:: Records for this task ::

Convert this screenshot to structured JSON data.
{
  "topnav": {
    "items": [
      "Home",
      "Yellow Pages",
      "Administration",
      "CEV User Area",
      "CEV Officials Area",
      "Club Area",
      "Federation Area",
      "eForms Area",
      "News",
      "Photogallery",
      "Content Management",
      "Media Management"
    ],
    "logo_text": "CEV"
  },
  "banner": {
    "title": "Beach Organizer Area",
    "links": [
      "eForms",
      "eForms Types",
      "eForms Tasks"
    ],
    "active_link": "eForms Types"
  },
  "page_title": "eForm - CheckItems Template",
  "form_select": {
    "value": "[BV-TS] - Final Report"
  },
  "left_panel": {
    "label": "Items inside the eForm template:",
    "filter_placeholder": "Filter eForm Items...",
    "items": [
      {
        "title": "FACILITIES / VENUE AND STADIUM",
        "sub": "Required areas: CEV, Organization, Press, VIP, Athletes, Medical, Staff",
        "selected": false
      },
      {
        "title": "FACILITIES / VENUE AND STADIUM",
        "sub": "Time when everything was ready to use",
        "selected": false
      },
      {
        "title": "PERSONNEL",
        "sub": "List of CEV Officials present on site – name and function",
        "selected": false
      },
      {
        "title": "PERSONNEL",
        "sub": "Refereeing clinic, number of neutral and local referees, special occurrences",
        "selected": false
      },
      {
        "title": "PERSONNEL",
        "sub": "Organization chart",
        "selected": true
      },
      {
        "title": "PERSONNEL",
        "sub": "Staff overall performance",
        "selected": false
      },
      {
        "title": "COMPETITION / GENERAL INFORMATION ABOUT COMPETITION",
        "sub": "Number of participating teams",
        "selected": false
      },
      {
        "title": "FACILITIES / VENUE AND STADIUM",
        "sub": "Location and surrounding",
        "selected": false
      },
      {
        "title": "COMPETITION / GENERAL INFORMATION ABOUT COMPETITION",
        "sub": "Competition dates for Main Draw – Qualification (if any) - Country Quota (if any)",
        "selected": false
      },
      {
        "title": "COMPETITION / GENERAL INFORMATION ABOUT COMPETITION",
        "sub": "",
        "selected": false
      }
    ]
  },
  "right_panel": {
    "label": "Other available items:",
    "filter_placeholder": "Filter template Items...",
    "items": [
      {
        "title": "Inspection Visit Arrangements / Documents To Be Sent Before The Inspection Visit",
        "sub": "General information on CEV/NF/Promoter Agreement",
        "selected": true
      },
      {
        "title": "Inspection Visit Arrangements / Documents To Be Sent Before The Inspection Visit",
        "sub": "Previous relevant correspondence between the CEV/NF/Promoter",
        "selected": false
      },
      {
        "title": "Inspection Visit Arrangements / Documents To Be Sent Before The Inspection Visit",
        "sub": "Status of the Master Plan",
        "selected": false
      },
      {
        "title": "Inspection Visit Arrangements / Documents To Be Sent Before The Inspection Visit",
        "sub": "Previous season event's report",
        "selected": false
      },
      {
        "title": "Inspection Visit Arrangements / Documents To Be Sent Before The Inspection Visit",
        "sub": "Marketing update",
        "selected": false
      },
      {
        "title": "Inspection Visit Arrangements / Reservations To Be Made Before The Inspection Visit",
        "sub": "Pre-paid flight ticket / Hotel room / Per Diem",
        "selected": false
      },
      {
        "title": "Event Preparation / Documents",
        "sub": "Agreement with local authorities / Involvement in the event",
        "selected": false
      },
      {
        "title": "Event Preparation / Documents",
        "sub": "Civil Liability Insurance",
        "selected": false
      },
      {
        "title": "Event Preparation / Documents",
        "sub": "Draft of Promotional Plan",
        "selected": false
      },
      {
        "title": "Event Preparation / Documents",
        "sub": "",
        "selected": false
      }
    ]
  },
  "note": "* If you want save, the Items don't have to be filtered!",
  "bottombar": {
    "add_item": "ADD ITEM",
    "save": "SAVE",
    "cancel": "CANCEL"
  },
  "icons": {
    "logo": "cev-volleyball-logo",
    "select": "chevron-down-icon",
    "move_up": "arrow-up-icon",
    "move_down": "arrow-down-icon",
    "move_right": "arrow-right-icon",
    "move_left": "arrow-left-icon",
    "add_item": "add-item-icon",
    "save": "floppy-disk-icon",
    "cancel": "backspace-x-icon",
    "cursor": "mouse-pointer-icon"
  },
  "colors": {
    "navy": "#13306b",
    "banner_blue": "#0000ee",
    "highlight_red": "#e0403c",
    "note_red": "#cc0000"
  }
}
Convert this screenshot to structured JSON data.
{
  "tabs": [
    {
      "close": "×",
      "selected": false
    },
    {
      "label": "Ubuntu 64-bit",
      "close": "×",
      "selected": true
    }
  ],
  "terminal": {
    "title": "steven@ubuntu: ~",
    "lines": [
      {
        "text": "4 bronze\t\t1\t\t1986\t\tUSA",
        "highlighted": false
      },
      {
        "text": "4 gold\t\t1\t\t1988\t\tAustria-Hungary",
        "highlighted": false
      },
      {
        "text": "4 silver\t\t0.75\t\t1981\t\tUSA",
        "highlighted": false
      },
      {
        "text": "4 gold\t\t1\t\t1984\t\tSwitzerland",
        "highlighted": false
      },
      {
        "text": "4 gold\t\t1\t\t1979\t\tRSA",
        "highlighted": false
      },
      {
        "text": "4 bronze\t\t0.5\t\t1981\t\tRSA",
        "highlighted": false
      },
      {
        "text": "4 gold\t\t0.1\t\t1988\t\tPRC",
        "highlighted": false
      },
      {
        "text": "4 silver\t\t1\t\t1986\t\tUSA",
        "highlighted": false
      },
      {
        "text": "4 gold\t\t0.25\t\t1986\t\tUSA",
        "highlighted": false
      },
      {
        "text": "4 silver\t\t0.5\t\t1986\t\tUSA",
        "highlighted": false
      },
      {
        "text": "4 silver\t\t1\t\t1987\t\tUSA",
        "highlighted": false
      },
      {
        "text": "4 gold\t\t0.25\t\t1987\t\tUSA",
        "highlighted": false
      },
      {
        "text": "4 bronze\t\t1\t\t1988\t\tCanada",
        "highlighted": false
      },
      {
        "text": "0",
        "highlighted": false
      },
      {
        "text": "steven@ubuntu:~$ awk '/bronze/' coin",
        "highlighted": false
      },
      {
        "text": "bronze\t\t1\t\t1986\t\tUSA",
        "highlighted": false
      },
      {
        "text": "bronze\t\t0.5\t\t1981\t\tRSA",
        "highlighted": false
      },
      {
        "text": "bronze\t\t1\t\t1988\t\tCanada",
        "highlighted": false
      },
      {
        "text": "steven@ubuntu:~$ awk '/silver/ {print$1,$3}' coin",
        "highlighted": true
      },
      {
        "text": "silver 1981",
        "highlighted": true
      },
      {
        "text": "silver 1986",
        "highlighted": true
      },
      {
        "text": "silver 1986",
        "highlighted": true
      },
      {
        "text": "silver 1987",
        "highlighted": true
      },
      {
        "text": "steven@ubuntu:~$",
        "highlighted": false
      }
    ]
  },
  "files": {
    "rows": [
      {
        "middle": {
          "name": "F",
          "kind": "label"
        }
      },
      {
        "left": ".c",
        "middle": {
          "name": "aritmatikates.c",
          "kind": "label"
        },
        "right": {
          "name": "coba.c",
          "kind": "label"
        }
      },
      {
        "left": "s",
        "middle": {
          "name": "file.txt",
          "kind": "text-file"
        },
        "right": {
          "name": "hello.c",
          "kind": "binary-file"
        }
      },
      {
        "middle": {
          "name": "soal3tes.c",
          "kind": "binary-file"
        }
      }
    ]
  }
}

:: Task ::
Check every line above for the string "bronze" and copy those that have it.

:: Output for this task ::
        "text": "4 bronze\t\t1\t\t1986\t\tUSA",
        "text": "4 bronze\t\t0.5\t\t1981\t\tRSA",
        "text": "4 bronze\t\t1\t\t1988\t\tCanada",
        "text": "steven@ubuntu:~$ awk '/bronze/' coin",
        "text": "bronze\t\t1\t\t1986\t\tUSA",
        "text": "bronze\t\t0.5\t\t1981\t\tRSA",
        "text": "bronze\t\t1\t\t1988\t\tCanada",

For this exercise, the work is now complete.